§ ACTIVITY: Lines before the one containing "Enumerate this screenshot's" are left out; copy that line and every later line through the end of the data exactly.

§ RECORDS SUPPLIED:
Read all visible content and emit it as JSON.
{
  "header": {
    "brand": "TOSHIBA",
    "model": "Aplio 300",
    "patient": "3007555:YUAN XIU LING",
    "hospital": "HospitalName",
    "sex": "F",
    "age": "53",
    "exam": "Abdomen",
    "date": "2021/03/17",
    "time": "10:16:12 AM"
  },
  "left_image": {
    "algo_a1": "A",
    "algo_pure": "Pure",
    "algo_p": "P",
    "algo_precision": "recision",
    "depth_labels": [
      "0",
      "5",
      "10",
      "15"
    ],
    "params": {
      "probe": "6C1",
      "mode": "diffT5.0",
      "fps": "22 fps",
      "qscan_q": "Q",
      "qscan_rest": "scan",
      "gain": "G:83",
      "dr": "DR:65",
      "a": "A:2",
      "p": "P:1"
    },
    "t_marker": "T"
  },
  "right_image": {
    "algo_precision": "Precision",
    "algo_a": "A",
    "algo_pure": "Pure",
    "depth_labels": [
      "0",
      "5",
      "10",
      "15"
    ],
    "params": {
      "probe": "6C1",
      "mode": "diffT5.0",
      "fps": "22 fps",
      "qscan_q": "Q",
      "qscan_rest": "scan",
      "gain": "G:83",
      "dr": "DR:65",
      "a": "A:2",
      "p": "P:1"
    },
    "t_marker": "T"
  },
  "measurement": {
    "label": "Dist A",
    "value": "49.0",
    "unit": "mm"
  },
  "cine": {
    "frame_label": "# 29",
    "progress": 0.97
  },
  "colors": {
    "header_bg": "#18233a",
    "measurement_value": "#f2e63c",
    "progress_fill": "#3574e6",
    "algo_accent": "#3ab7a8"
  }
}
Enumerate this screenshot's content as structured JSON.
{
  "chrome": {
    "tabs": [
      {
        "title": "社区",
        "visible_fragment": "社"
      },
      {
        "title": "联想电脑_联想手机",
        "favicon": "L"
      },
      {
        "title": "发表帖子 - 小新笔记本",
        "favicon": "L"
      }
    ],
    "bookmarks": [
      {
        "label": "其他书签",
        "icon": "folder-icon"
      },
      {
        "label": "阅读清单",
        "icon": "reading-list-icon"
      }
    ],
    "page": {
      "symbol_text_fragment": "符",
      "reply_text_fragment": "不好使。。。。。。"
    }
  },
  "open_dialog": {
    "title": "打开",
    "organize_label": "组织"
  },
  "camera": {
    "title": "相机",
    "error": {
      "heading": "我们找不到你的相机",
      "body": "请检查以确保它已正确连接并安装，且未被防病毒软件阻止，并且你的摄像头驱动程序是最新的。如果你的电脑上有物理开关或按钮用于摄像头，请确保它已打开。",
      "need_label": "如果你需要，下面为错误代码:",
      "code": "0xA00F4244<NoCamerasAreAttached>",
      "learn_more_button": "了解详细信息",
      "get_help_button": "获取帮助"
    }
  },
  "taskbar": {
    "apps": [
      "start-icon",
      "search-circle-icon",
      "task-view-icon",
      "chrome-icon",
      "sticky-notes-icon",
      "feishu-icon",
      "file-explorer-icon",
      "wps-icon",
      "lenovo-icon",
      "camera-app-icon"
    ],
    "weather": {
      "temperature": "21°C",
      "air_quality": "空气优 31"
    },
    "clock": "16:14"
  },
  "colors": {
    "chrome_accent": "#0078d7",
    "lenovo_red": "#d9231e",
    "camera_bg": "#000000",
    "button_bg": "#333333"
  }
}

§ SOLUTION BELOW:
Enumerate this screenshot's content as structured JSON.
{
  "chrome": {
    "tabs": [
      {
        "title": "社区",
        "visible_fragment": "社"
      },
      {
        "title": "联想电脑_联想手机",
        "favicon": "L"
      },
      {
        "title": "发表帖子 - 小新笔记本",
        "favicon": "L"
      }
    ],
    "bookmarks": [
      {
        "label": "其他书签",
        "icon": "folder-icon"
      },
      {
        "label": "阅读清单",
        "icon": "reading-list-icon"
      }
    ],
    "page": {
      "symbol_text_fragment": "符",
      "reply_text_fragment": "不好使。。。。。。"
    }
  },
  "open_dialog": {
    "title": "打开",
    "organize_label": "组织"
  },
  "camera": {
    "title": "相机",
    "error": {
      "heading": "我们找不到你的相机",
      "body": "请检查以确保它已正确连接并安装，且未被防病毒软件阻止，并且你的摄像头驱动程序是最新的。如果你的电脑上有物理开关或按钮用于摄像头，请确保它已打开。",
      "need_label": "如果你需要，下面为错误代码:",
      "code": "0xA00F4244<NoCamerasAreAttached>",
      "learn_more_button": "了解详细信息",
      "get_help_button": "获取帮助"
    }
  },
  "taskbar": {
    "apps": [
      "start-icon",
      "search-circle-icon",
      "task-view-icon",
      "chrome-icon",
      "sticky-notes-icon",
      "feishu-icon",
      "file-explorer-icon",
      "wps-icon",
      "lenovo-icon",
      "camera-app-icon"
    ],
    "weather": {
      "temperature": "21°C",
      "air_quality": "空气优 31"
    },
    "clock": "16:14"
  },
  "colors": {
    "chrome_accent": "#0078d7",
    "lenovo_red": "#d9231e",
    "camera_bg": "#000000",
    "button_bg": "#333333"
  }
}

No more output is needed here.